By Roger Altendorf, Photoelectric Product Specialist, Balluff, Inc. Florence, Ky.
Can photoelectric sensors detect a target six feet away? Traditionally, this would be extremely difficult, but new background-suppression sensors can do it – easily.
What are background-suppression sensors? In simple terms, they are photoelectric sensors designed to detect a specific target reliably while ignoring objects or surfaces in the background. Two simple examples of this concept include observing the head of a screw while ignoring the material it fastens to, and seeing a component mounted to a circuit board while masking the circuit board itself.
The development of background-suppression technology came out of efforts in trying to solve the problem of using traditional diffuse photoelectric sensors when shiny surfaces in the background caused false triggers. In first attempts, many sensor manufacturers turned to producing diffuse sensors with a fixed focal point by rotating the emitter and receiver within the sensor housing. A major drawback of these so-called “fixed-focus” sensors is that they cannot guarantee to capture every target in their focal-point area.

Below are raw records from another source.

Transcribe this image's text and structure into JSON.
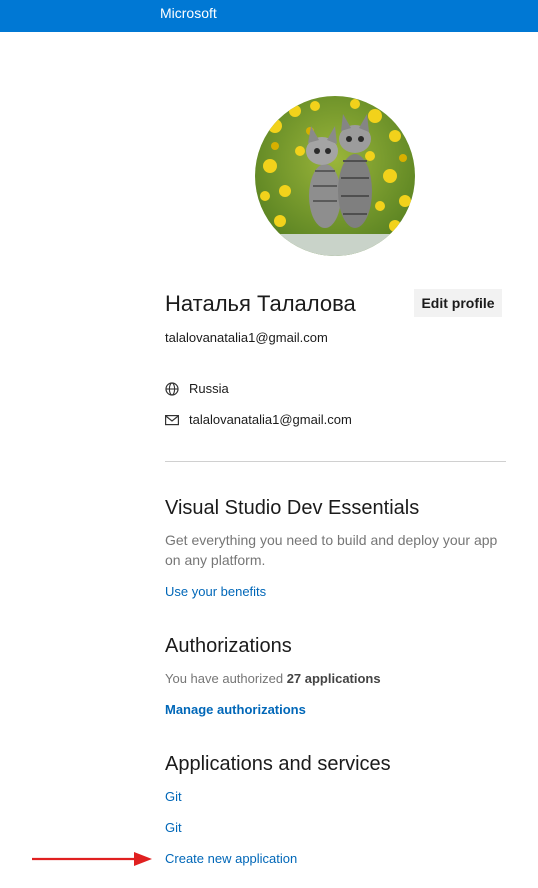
{
  "header": {
    "brand": "Microsoft",
    "background_color": "#0078d4"
  },
  "profile": {
    "avatar_alt": "Two kittens among yellow flowers",
    "name": "Наталья Талалова",
    "edit_label": "Edit profile",
    "email": "talalovanatalia1@gmail.com",
    "location_icon": "globe-icon",
    "location": "Russia",
    "contact_icon": "mail-icon",
    "contact_email": "talalovanatalia1@gmail.com"
  },
  "dev_essentials": {
    "title": "Visual Studio Dev Essentials",
    "description": "Get everything you need to build and deploy your app on any platform.",
    "link": "Use your benefits"
  },
  "authorizations": {
    "title": "Authorizations",
    "text_prefix": "You have authorized",
    "count_text": "27 applications",
    "link": "Manage authorizations"
  },
  "apps": {
    "title": "Applications and services",
    "items": [
      {
        "label": "Git"
      },
      {
        "label": "Git"
      }
    ],
    "create_link": "Create new application"
  },
  "annotation": {
    "arrow_color": "#e02020"
  },
  "colors": {
    "link": "#0067b8",
    "muted": "#767676"
  }
}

This makes sensor mounting difficult, or it could require a unique sensor for a particular range.
Not satisfied with these results, designers developed several types of background-suppression architectures based on the principle of triangulation. Triangulation refers to the path that the light travels from the emitter to the target and back again to the receiver. Based on the location of the target and changes in the dimensions of the triangle, the receiver can distinguish the target from objects in the background.
The three main types of background-suppression sensors currently available are called sharp cutoff, mechanically adjustable, and electronically adjustable. The name of the first type, sharp cutoff, means that the sensing field or the distance between the sensor and the target is not adjustable. It works better than a standard fixed-focus, diffuse sensor because it contains multiple receivers that pick up light in a much larger sensing field.
Size, performance, and range
Additional problems with background-suppression sensors include tradeoffs between sensing distance and resolution. Typically, the resolution is inversely proportional to the target distance. This is mainly due to the level of precision and filtering that can be built into the receiving elements and the amount of light that enters through the larger receiving lenses.
Bigger, better, faster applications
Long-range, background-suppression sensors are the best choice for detecting large objects or for applications where mounting restrictions require that the sensors be located a specific distance from the manufacturing process. Here are two examples:
Are long-range sensors right for you?
Large objects, unique mounting restrictions, and challenging process environments have often prevented some from using background-suppression sensors. However, as products continue to emerge with new features such as sensing ranges of two meters or longer and the ability to ignore shiny backgrounds, they will make more state-of-the art sensors available to solve long-range applications.
Filed Under: Sensors (position + other), Test + measurement • test equipment